#### Your assignment
Wherever the string "FREE" shows up in the data below, copy the whole line.

App and web page records:
──────────

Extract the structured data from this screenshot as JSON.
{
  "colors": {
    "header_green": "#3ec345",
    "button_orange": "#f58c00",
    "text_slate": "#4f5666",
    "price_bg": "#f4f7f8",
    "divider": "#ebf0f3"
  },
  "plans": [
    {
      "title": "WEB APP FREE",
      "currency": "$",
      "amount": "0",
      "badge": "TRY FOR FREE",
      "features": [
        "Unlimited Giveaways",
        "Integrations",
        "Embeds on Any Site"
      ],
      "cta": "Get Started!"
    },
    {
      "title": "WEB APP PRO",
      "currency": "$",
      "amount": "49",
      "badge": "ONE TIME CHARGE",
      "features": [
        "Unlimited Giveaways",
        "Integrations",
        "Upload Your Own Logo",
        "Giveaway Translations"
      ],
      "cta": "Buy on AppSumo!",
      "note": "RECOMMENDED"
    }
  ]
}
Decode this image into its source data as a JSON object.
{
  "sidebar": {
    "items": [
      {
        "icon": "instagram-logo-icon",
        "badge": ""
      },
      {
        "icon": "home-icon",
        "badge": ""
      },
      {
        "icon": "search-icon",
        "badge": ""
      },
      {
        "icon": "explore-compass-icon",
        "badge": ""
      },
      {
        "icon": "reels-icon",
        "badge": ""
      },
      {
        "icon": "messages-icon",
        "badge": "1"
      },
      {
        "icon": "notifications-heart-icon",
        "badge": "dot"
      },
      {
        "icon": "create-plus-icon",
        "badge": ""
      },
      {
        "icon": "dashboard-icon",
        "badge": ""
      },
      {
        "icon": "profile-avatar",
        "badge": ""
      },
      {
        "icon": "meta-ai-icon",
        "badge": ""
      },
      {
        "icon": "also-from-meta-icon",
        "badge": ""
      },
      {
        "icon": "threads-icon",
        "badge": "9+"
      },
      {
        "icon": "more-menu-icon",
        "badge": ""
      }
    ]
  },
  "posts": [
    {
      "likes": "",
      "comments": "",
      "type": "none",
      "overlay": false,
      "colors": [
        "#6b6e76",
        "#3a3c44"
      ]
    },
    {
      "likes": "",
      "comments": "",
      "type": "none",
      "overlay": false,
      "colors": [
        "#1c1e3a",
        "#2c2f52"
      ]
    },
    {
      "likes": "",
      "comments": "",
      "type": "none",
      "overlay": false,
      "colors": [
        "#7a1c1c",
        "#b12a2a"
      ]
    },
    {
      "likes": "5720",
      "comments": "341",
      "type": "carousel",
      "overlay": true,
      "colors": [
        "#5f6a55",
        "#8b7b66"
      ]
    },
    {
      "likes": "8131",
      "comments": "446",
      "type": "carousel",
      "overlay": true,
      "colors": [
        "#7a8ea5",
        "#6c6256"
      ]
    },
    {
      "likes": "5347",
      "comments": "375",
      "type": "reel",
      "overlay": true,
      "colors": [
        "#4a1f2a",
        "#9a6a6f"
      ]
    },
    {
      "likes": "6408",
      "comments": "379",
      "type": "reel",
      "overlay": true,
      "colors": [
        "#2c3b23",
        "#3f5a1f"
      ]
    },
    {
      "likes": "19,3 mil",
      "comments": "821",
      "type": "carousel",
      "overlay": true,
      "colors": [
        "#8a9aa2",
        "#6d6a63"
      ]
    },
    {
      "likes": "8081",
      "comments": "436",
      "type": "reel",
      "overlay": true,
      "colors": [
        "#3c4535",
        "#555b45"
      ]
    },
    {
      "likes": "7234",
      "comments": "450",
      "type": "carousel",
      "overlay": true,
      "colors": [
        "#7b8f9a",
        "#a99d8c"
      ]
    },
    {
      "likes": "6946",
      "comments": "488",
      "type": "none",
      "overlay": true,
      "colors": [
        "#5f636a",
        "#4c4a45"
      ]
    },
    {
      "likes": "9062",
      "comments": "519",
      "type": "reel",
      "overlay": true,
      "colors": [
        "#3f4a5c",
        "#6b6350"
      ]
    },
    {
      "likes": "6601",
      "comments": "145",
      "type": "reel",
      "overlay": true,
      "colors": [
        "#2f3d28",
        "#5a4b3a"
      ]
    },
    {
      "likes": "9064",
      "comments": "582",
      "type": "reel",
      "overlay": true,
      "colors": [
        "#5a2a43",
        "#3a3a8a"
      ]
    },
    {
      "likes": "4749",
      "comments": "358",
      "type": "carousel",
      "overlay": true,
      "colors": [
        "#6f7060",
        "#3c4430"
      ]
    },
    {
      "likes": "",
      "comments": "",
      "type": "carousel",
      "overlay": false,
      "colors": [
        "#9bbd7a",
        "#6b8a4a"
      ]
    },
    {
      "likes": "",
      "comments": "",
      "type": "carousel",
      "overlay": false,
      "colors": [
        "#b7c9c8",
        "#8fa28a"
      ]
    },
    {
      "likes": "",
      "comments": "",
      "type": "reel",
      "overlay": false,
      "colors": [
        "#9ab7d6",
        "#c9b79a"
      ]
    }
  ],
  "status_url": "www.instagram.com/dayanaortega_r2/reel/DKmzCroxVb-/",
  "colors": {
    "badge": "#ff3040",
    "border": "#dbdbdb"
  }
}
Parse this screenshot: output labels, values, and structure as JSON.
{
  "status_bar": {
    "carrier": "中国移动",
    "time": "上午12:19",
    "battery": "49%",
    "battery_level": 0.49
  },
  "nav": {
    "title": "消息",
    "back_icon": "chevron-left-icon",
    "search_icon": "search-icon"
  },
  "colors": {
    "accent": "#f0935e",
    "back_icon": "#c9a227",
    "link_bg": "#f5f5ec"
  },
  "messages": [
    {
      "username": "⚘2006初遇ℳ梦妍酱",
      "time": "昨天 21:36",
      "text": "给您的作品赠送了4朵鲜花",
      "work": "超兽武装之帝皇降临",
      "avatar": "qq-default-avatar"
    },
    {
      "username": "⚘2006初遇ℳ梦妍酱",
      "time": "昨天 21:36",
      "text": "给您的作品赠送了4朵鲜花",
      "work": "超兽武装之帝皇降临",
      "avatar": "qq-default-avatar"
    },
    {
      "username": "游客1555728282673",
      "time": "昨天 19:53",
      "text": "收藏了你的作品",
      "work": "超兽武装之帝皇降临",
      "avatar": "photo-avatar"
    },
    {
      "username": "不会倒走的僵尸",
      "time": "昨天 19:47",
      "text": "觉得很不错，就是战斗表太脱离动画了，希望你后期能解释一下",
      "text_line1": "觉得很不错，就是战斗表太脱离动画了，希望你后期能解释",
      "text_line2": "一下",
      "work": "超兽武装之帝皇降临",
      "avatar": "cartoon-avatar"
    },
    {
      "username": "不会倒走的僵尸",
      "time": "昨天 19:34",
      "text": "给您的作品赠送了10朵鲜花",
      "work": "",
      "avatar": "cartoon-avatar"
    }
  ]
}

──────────

#### Written answer
      "title": "WEB APP FREE",
      "badge": "TRY FOR FREE",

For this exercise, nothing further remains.